Microsoft released seven security bulletins this week that patch 11 vulnerabilities in Windows, Internet Explorer, Windows Media Player and other parts of the operating system. Two of the bugs are currently being exploited by attackers, Microsoft confirmed.
Of the seven updates, three are rated critical -- the highest ranking Microsoft uses -- while the other four are labeled important, the second-highest category in the company's four-step scoring system.
The three critical bulletins, which fix seven different flaws in DirectX, the Windows Media Format runtime used in Windows Media Player and Internet Explorer, should be patched pronto, a pair of security experts said Tuesday. "These are the worst kind of client-side vulnerabilities that one could wish for," said Andrew Storms, director of security operations at nCircle Inc. "All three of them deal with rich multimedia content.
"Obviously, attackers have moved away from sending malware and toward drive-by attacks," Storms added.
Amol Sarwate, the manager of Qualys Inc.'s vulnerability lab, echoed Storms in both his choice of patches to administer first and his reasoning. "The three bulletins marked critical [include vulnerabilities that] are of the type we've seen attackers use to target common desktop users, rather than trying to attack servers."

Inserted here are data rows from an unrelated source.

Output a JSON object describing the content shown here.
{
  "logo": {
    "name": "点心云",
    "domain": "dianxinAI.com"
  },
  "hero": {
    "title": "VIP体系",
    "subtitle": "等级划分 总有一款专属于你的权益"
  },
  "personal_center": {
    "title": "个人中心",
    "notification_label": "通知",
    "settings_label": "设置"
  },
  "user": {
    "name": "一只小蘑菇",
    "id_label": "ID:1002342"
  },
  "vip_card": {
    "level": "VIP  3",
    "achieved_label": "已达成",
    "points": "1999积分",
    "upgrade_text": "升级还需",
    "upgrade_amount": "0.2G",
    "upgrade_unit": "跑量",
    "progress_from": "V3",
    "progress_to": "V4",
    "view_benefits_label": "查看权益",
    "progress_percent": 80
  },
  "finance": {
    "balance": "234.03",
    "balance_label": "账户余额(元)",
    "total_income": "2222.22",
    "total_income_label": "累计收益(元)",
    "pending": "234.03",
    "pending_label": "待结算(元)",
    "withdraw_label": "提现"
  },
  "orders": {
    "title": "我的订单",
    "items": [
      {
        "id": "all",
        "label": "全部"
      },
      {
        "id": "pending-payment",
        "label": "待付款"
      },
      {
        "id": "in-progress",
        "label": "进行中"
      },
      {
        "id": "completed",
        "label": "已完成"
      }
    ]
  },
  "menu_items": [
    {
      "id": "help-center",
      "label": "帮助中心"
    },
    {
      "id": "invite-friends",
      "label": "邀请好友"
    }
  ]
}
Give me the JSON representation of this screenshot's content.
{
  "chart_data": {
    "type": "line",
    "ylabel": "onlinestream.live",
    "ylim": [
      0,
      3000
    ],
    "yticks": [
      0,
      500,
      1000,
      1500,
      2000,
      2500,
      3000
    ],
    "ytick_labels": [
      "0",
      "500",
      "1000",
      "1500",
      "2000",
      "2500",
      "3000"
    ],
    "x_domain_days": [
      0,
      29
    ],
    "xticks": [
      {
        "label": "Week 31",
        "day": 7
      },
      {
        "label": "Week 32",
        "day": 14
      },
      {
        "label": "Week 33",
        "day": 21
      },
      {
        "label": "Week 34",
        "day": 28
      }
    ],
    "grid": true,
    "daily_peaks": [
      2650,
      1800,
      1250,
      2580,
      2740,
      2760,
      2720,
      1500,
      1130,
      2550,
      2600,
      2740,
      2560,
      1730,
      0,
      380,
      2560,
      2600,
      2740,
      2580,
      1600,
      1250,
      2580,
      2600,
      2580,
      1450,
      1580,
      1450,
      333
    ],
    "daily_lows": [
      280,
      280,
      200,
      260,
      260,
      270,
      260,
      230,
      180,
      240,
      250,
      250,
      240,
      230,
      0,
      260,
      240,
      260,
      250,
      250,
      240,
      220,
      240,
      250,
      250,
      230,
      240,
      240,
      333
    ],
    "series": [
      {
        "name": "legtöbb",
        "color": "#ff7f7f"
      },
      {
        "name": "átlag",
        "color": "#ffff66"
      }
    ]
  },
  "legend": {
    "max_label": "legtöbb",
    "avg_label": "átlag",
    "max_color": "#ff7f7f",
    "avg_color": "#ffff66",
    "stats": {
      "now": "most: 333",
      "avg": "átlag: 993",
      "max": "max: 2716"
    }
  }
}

Sarwate got a bit more specific, however, in pinpointing the single-most dangerous bug patched Tuesday: MS07-069, the bulletin that addresses four vulnerabilities in IE6 and IE7, should be deployed first, he advised, because one of those flaws is already being exploited in the wild. "The DHTML zero-day is extremely important to patch," said Sarwate.
The three critical updates -- MS07-064, MS07-068 and MS07-069 -- plug holes in DirectX, Windows Media Format runtime and IE6 and IE7, respectively. Six of the seven vulnerabilities covered by those updates were pegged as critical for Windows Vista, which Microsoft has touted as it most secure ever.
MS07-064 quashes a pair of bugs in the DirectX handles several streaming video file formats; hackers could exploit the vulnerabilities by duping users into viewing rigged streaming media, said Microsoft.
"This is significant, because many applications -- and Windows itself -- use DirectX to deliver rich content," said Storms, noting that ".wav files, .avi files, and SAMI [Synchronized Accessible Media Interchange] files are all very popular and are used by tons and tons of Web sites." Users are accustomed to opening such formats, he added, making it even likelier that an attack file would pass muster.
MS07-068, Storms said, is "an almost exact duplicate," since it also involves a file format parsing bug, he said. Windows Media Format runtime, part of Windows Media Player and a component used by other parts of Windows to display content, doesn't properly deal with Advanced Systems Format (.asf) files, Microsoft's proprietary streaming media file format.
The IE6/IE7 update, MS07-069, fixes four flaws, all critical for Windows 2000, XP and Vista but pegged as moderate for Windows Server 2003. Three of the quartet are memory corruption bugs in the browsers, while the fourth is in IE's rendering of pages that include Dynamic HTML code. According to Microsoft, exploits leveraging the DHTML bug have been spotted, making the vulnerability a "zero-day."